What is required: Down to the last line, repeat the entries exactly.

** Recorded data follows **

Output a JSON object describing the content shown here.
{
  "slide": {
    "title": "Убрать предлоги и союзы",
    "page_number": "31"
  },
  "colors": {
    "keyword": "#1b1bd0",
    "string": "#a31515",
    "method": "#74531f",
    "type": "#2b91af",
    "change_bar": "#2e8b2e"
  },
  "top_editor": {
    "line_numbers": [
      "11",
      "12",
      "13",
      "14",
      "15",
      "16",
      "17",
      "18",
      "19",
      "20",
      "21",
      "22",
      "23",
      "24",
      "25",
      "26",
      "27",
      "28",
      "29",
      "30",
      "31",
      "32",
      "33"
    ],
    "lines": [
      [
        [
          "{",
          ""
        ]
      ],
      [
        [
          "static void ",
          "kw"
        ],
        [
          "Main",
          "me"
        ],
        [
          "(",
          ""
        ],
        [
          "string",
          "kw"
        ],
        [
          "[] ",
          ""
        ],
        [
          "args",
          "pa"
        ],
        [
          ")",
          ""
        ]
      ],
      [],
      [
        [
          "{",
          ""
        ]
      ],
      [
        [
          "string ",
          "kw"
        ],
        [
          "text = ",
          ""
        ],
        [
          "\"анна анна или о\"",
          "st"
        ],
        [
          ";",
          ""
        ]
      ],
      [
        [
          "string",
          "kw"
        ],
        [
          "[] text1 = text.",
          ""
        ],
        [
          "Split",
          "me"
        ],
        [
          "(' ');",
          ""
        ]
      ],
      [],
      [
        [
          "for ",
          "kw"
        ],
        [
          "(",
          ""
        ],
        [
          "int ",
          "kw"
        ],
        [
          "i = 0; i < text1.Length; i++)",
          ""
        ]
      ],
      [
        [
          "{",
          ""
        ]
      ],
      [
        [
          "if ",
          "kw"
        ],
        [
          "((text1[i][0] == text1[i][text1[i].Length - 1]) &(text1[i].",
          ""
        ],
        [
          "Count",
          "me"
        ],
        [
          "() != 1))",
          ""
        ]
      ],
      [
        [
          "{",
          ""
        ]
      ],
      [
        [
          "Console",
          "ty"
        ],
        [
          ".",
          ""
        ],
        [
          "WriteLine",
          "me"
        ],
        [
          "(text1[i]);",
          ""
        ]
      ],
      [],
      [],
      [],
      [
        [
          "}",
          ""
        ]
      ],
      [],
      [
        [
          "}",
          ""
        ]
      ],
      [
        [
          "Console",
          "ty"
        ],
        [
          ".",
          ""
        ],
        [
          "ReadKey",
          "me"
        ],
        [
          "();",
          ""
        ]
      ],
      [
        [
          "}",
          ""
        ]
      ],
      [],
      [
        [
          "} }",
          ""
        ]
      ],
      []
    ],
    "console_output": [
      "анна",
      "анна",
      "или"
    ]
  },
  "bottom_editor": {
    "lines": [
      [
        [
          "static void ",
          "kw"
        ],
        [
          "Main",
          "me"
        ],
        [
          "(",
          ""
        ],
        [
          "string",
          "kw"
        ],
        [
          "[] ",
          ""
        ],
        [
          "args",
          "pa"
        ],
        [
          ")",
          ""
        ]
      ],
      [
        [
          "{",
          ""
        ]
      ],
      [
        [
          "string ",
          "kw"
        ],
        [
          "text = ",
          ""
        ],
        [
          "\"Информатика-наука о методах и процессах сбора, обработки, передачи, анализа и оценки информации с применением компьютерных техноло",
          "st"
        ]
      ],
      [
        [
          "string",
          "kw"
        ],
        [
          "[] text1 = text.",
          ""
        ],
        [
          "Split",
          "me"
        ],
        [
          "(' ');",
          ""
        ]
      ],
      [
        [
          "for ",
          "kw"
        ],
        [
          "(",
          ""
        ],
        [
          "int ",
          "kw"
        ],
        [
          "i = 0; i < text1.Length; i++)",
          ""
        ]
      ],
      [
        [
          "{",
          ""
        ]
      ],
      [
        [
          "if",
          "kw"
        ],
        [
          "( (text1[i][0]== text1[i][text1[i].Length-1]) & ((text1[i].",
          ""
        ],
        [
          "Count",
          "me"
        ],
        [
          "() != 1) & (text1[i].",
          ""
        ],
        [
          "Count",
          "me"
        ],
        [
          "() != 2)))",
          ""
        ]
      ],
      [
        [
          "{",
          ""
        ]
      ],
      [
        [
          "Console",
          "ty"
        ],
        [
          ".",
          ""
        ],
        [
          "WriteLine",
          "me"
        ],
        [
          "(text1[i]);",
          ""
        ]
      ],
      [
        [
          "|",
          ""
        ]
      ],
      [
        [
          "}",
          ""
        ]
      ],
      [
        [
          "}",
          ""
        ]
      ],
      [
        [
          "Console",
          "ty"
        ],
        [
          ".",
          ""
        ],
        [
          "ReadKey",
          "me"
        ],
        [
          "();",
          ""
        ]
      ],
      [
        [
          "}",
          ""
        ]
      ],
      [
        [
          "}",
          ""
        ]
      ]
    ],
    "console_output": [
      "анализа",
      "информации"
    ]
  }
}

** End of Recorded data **

Finished task:
Output a JSON object describing the content shown here.
{
  "slide": {
    "title": "Убрать предлоги и союзы",
    "page_number": "31"
  },
  "colors": {
    "keyword": "#1b1bd0",
    "string": "#a31515",
    "method": "#74531f",
    "type": "#2b91af",
    "change_bar": "#2e8b2e"
  },
  "top_editor": {
    "line_numbers": [
      "11",
      "12",
      "13",
      "14",
      "15",
      "16",
      "17",
      "18",
      "19",
      "20",
      "21",
      "22",
      "23",
      "24",
      "25",
      "26",
      "27",
      "28",
      "29",
      "30",
      "31",
      "32",
      "33"
    ],
    "lines": [
      [
        [
          "{",
          ""
        ]
      ],
      [
        [
          "static void ",
          "kw"
        ],
        [
          "Main",
          "me"
        ],
        [
          "(",
          ""
        ],
        [
          "string",
          "kw"
        ],
        [
          "[] ",
          ""
        ],
        [
          "args",
          "pa"
        ],
        [
          ")",
          ""
        ]
      ],
      [],
      [
        [
          "{",
          ""
        ]
      ],
      [
        [
          "string ",
          "kw"
        ],
        [
          "text = ",
          ""
        ],
        [
          "\"анна анна или о\"",
          "st"
        ],
        [
          ";",
          ""
        ]
      ],
      [
        [
          "string",
          "kw"
        ],
        [
          "[] text1 = text.",
          ""
        ],
        [
          "Split",
          "me"
        ],
        [
          "(' ');",
          ""
        ]
      ],
      [],
      [
        [
          "for ",
          "kw"
        ],
        [
          "(",
          ""
        ],
        [
          "int ",
          "kw"
        ],
        [
          "i = 0; i < text1.Length; i++)",
          ""
        ]
      ],
      [
        [
          "{",
          ""
        ]
      ],
      [
        [
          "if ",
          "kw"
        ],
        [
          "((text1[i][0] == text1[i][text1[i].Length - 1]) &(text1[i].",
          ""
        ],
        [
          "Count",
          "me"
        ],
        [
          "() != 1))",
          ""
        ]
      ],
      [
        [
          "{",
          ""
        ]
      ],
      [
        [
          "Console",
          "ty"
        ],
        [
          ".",
          ""
        ],
        [
          "WriteLine",
          "me"
        ],
        [
          "(text1[i]);",
          ""
        ]
      ],
      [],
      [],
      [],
      [
        [
          "}",
          ""
        ]
      ],
      [],
      [
        [
          "}",
          ""
        ]
      ],
      [
        [
          "Console",
          "ty"
        ],
        [
          ".",
          ""
        ],
        [
          "ReadKey",
          "me"
        ],
        [
          "();",
          ""
        ]
      ],
      [
        [
          "}",
          ""
        ]
      ],
      [],
      [
        [
          "} }",
          ""
        ]
      ],
      []
    ],
    "console_output": [
      "анна",
      "анна",
      "или"
    ]
  },
  "bottom_editor": {
    "lines": [
      [
        [
          "static void ",
          "kw"
        ],
        [
          "Main",
          "me"
        ],
        [
          "(",
          ""
        ],
        [
          "string",
          "kw"
        ],
        [
          "[] ",
          ""
        ],
        [
          "args",
          "pa"
        ],
        [
          ")",
          ""
        ]
      ],
      [
        [
          "{",
          ""
        ]
      ],
      [
        [
          "string ",
          "kw"
        ],
        [
          "text = ",
          ""
        ],
        [
          "\"Информатика-наука о методах и процессах сбора, обработки, передачи, анализа и оценки информации с применением компьютерных техноло",
          "st"
        ]
      ],
      [
        [
          "string",
          "kw"
        ],
        [
          "[] text1 = text.",
          ""
        ],
        [
          "Split",
          "me"
        ],
        [
          "(' ');",
          ""
        ]
      ],
      [
        [
          "for ",
          "kw"
        ],
        [
          "(",
          ""
        ],
        [
          "int ",
          "kw"
        ],
        [
          "i = 0; i < text1.Length; i++)",
          ""
        ]
      ],
      [
        [
          "{",
          ""
        ]
      ],
      [
        [
          "if",
          "kw"
        ],
        [
          "( (text1[i][0]== text1[i][text1[i].Length-1]) & ((text1[i].",
          ""
        ],
        [
          "Count",
          "me"
        ],
        [
          "() != 1) & (text1[i].",
          ""
        ],
        [
          "Count",
          "me"
        ],
        [
          "() != 2)))",
          ""
        ]
      ],
      [
        [
          "{",
          ""
        ]
      ],
      [
        [
          "Console",
          "ty"
        ],
        [
          ".",
          ""
        ],
        [
          "WriteLine",
          "me"
        ],
        [
          "(text1[i]);",
          ""
        ]
      ],
      [
        [
          "|",
          ""
        ]
      ],
      [
        [
          "}",
          ""
        ]
      ],
      [
        [
          "}",
          ""
        ]
      ],
      [
        [
          "Console",
          "ty"
        ],
        [
          ".",
          ""
        ],
        [
          "ReadKey",
          "me"
        ],
        [
          "();",
          ""
        ]
      ],
      [
        [
          "}",
          ""
        ]
      ],
      [
        [
          "}",
          ""
        ]
      ]
    ],
    "console_output": [
      "анализа",
      "информации"
    ]
  }
}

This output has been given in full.